Description – The Egyptian Fruit Bat is the largest bat in Palestine, and the only representative of fruit bats in the area. The Egyptian Fruit Bat's body is covered with soft fur that is greyish brown to light brown. Its eyes are large and dark (with good night vision), and their snout is long and deep; as a result, they are sometimes called “flying foxes” due to the similarities between their faces and a fox's.

Distribution in the country and worldwide – The Egyptian Fruit Bat has a wide but patchy distribution across Africa and Asia. They can be found throughout the Mediterranean and Middle East, including all parts of Palestine.

Habitat – They can be found in both lowlands and the mountains, as long as suitable roosting sites and an adequate supply of fruit trees are available. They are extremely adaptable and can inhabit a variety of habitats, from arid to tropical areas. They are known to roosts in caves, but will also use man-made structures tunnels, deserted structures, and ruins.

Behavior – During the day they spend their time resting and sleeping at the roosting sites, in colonies often numbering over 1,000 members. At the night they fly out as far as 15km in search food in orchards, groves and settlements. They consume the juice of ripe fruits and nectar. They crush the fruit between their flattened teeth and swallow the juices, the pulp and seeds are then emitted. Unlike all other fruit bats, this species is able to use echolocation (sonar) by producing tongue clicks and then listening for the sounds to return. In addition, they produce various grunts and screeches used for social communication. As a result, their communal roosts are often very noisy and they are believed to be the most vocal of all bat species.

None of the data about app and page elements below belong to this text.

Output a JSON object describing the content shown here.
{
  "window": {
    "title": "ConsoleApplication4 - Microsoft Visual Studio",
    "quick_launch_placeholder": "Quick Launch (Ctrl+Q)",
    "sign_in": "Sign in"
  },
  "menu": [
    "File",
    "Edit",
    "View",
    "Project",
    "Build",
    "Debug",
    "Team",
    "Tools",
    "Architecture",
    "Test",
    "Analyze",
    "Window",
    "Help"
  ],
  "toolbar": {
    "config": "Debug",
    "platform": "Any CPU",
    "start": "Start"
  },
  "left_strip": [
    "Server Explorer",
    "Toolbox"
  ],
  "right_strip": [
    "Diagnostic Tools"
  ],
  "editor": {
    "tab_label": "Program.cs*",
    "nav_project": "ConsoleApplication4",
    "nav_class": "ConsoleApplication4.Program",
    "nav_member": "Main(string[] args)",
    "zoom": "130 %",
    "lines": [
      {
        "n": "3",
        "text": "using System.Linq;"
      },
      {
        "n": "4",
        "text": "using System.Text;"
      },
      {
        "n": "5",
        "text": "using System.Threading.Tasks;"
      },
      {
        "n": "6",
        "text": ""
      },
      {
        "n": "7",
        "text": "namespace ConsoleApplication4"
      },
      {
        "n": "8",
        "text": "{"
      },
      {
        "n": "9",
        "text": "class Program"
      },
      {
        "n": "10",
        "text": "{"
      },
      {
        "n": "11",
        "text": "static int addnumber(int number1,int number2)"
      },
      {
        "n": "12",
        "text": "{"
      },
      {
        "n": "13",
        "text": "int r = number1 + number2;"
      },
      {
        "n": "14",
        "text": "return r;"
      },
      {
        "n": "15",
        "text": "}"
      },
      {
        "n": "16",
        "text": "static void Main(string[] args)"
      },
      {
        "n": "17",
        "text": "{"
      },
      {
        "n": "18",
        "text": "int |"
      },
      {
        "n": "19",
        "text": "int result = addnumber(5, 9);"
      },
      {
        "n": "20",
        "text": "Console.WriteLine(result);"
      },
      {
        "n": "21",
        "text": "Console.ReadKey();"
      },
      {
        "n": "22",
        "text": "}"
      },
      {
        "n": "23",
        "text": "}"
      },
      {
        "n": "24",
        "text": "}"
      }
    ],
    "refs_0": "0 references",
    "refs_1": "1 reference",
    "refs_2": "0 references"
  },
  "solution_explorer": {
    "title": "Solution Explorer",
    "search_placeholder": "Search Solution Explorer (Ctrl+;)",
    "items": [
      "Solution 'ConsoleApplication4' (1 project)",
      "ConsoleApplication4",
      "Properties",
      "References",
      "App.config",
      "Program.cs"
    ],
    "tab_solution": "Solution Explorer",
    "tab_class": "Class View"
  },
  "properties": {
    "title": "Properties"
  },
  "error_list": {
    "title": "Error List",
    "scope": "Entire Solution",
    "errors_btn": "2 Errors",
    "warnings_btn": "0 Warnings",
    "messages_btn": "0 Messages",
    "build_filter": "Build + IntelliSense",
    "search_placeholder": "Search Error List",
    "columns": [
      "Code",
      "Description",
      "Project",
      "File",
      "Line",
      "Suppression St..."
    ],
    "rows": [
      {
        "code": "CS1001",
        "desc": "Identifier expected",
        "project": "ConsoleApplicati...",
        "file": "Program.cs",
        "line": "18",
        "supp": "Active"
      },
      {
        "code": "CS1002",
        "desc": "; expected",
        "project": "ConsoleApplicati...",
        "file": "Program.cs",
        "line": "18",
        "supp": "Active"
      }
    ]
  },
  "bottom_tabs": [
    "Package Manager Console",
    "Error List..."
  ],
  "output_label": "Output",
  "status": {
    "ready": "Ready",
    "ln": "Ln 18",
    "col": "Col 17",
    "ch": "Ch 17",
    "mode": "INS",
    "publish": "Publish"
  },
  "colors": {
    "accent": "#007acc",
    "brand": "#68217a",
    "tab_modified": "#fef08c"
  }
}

Breeding/mating (season, how and where) – The gestation period is about 115 days. Typically only a single offspring is born, but twins do occur. Calving occurs mainly in April and September, which suggests 2 breeding cycles a year. The mothers carry the baby for the first six weeks, while the baby clings with its teeth to its mother's nipple. Once they get too big, she will leave them in the roost when she goes out foraging, but they won’t be weaned until 3 months of age. At 6 months they reach full size, and can finally become fully independent. They live approximately 12 years in the wild and up to 20 years in captivity.

Weight and size – body length of approximately 16cm, with a large wing span of about 70cm. Average weight of 100g-130g but the males can reach up to 200g.

Threats and hazards – They are considered a pest by fruit farmers, despite the fact that only small amounts of their diet consists of commercially grown fruits and that commercial fruit is picked before it is ripe, so it is unattractive to bats. But, as a result cave roosts are often fumigated or destroyed, or the bats poisoned. Conflict with humans also arises when bat droppings accumulate on the walls of buildings. Other threats to this species include deforestation and pressure from increasing tourism to caves.

Cool facts – They drink water from open water bodies while flying and diving. They are born with a full set of teeth (34). As an adult, the teeth slowly erode and only the canine teeth will remain, and eventually they too can become eroded. Thus, through the teeth, one can distinguish between young, adult, and old bats.

Conservation status – Least concern